====== Record set ======

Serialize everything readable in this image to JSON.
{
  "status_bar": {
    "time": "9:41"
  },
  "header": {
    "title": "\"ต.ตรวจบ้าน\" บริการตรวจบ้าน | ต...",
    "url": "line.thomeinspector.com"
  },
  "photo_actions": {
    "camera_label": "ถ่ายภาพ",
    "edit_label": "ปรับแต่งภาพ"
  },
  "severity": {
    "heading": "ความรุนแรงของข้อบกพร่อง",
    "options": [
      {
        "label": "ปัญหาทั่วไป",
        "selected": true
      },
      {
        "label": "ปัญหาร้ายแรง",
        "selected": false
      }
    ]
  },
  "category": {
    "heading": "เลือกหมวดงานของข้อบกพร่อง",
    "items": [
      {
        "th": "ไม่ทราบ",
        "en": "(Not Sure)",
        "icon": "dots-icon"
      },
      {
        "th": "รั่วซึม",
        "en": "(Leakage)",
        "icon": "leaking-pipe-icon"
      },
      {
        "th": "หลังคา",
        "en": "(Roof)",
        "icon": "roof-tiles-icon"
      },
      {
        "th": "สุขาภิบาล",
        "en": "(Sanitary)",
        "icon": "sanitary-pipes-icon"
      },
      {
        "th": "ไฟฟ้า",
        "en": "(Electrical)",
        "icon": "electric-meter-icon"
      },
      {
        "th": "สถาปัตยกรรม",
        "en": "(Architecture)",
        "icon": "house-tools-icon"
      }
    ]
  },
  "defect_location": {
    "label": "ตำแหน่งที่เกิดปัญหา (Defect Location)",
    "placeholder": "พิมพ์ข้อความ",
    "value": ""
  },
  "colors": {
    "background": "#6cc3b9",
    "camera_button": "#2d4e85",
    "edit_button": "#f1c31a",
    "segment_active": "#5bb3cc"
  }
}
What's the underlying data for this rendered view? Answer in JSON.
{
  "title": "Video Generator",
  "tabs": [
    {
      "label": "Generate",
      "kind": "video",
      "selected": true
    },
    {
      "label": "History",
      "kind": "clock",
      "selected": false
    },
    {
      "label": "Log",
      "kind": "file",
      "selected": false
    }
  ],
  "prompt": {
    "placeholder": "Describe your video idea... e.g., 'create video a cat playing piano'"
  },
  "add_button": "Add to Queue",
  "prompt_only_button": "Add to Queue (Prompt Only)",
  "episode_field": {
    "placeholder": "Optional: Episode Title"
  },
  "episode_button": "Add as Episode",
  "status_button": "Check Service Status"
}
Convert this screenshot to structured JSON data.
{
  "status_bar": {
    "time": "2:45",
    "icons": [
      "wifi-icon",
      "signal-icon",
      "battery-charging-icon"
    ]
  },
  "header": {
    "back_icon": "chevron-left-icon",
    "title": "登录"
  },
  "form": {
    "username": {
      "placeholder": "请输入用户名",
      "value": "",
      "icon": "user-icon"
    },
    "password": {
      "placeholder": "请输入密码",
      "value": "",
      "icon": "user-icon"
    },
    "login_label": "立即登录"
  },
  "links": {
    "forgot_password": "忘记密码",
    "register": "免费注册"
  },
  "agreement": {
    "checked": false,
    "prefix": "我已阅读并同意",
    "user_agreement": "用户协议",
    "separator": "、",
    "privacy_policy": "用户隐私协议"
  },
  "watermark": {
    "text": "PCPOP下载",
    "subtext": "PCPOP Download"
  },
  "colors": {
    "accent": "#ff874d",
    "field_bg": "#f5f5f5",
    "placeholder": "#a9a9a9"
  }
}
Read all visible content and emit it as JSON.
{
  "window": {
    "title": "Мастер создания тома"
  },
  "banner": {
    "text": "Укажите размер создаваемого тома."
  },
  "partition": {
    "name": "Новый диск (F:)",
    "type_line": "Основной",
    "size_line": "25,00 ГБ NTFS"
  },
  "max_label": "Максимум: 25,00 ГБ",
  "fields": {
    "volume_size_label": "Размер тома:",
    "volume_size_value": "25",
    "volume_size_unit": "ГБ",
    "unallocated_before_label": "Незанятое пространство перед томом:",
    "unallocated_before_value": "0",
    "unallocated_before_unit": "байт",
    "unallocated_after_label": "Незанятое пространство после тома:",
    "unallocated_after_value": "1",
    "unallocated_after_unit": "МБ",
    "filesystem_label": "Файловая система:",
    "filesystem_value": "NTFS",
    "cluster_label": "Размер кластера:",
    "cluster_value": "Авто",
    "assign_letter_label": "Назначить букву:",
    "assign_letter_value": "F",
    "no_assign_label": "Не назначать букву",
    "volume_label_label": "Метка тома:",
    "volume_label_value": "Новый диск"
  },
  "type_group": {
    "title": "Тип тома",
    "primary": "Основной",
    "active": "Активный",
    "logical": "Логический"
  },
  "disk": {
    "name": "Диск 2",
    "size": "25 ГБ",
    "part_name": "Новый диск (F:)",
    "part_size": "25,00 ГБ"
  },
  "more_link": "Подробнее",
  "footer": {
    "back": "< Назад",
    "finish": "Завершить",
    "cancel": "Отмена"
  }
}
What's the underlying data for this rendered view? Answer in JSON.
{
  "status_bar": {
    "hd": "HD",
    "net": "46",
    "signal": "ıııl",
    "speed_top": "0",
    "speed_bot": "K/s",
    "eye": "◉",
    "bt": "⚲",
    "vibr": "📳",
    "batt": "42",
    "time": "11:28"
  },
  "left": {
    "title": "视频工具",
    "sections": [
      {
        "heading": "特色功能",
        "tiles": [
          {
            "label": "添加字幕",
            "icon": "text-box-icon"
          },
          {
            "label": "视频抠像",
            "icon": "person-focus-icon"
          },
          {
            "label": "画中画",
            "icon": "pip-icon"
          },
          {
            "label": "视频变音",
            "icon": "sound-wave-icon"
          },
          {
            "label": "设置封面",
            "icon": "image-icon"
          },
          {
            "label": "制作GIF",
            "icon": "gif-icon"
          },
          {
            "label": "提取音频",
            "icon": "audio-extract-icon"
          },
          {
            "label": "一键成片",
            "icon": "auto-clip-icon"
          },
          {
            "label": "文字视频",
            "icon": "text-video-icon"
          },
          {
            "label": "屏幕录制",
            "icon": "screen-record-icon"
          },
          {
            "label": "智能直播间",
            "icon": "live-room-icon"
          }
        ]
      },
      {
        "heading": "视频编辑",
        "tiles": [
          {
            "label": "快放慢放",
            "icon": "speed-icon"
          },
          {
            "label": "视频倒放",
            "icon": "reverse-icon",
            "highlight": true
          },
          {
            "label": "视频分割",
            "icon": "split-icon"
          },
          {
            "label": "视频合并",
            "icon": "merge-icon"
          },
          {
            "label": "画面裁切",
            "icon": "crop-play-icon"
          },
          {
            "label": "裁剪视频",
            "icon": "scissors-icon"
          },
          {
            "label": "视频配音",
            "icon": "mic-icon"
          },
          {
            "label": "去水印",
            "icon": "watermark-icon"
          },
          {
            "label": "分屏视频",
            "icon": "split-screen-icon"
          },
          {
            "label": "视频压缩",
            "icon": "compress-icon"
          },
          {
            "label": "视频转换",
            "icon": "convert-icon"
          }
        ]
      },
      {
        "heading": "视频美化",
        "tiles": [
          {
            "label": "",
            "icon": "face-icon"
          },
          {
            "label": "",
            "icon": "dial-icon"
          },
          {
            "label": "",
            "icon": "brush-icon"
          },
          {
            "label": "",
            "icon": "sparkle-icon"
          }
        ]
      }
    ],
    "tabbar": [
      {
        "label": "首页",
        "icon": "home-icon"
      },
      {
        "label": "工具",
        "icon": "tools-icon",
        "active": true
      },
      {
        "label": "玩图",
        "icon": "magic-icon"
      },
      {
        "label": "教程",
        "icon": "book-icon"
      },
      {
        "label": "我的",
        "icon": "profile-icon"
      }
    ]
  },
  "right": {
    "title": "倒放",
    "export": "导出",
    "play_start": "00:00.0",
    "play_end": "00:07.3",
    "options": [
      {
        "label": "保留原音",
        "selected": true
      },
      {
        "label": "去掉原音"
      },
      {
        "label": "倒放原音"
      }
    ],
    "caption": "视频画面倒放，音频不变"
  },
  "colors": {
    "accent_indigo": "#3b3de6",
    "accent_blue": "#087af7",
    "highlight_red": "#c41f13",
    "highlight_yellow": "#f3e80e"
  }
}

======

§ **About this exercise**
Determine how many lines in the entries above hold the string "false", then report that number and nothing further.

§ **Output**
4